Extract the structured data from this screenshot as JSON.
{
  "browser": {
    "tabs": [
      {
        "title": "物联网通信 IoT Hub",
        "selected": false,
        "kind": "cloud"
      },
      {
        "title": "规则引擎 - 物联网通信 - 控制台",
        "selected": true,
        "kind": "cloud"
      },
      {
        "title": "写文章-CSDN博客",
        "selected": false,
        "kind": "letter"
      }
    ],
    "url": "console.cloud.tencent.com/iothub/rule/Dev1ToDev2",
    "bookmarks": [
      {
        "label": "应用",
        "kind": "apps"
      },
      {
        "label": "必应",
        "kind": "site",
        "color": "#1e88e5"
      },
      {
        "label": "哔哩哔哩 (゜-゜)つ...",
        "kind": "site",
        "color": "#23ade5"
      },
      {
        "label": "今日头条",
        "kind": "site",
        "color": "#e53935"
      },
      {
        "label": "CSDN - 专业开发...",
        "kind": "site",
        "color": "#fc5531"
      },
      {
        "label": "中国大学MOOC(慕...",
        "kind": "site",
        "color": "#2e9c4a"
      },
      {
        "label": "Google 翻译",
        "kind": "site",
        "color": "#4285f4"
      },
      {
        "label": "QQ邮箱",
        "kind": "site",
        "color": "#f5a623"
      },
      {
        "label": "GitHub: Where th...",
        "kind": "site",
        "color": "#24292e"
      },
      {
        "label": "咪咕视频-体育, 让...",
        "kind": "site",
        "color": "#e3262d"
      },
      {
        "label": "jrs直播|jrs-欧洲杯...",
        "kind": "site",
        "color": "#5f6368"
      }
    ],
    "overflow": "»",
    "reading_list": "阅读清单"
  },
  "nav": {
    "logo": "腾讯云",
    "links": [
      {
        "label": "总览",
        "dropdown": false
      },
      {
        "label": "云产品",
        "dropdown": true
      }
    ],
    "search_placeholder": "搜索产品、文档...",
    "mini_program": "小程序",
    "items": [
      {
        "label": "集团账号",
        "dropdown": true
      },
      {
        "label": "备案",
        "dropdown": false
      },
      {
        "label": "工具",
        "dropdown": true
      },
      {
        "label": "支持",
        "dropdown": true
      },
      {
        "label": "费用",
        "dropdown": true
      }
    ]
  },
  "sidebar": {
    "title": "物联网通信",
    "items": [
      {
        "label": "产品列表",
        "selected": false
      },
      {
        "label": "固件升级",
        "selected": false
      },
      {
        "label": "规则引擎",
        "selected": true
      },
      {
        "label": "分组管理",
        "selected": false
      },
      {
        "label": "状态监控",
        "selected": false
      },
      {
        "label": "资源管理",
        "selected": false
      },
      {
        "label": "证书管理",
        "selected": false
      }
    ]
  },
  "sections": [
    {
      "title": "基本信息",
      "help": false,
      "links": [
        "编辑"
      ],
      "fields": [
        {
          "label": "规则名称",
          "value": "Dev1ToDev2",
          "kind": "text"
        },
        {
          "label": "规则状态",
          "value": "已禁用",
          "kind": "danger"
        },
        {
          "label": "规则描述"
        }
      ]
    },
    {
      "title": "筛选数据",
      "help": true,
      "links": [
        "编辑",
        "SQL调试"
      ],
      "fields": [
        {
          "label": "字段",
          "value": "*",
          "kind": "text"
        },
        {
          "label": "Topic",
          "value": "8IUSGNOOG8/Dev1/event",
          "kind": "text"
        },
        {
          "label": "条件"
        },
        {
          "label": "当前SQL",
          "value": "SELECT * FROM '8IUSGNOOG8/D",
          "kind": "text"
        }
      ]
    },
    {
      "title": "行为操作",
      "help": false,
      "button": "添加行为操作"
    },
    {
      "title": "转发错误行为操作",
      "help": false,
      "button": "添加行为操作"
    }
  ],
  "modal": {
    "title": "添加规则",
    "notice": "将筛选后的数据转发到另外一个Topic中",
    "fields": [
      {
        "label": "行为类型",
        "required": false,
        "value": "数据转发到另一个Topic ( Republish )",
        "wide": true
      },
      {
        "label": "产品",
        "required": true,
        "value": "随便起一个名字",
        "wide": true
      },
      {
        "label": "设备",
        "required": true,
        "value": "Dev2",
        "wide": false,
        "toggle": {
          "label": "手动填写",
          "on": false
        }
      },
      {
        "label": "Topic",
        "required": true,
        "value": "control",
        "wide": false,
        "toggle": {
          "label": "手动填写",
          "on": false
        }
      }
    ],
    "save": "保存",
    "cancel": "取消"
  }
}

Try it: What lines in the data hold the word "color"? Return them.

Result of the task:
        "color": "#1e88e5"
        "color": "#23ade5"
        "color": "#e53935"
        "color": "#fc5531"
        "color": "#2e9c4a"
        "color": "#4285f4"
        "color": "#f5a623"
        "color": "#24292e"
        "color": "#e3262d"
        "color": "#5f6368"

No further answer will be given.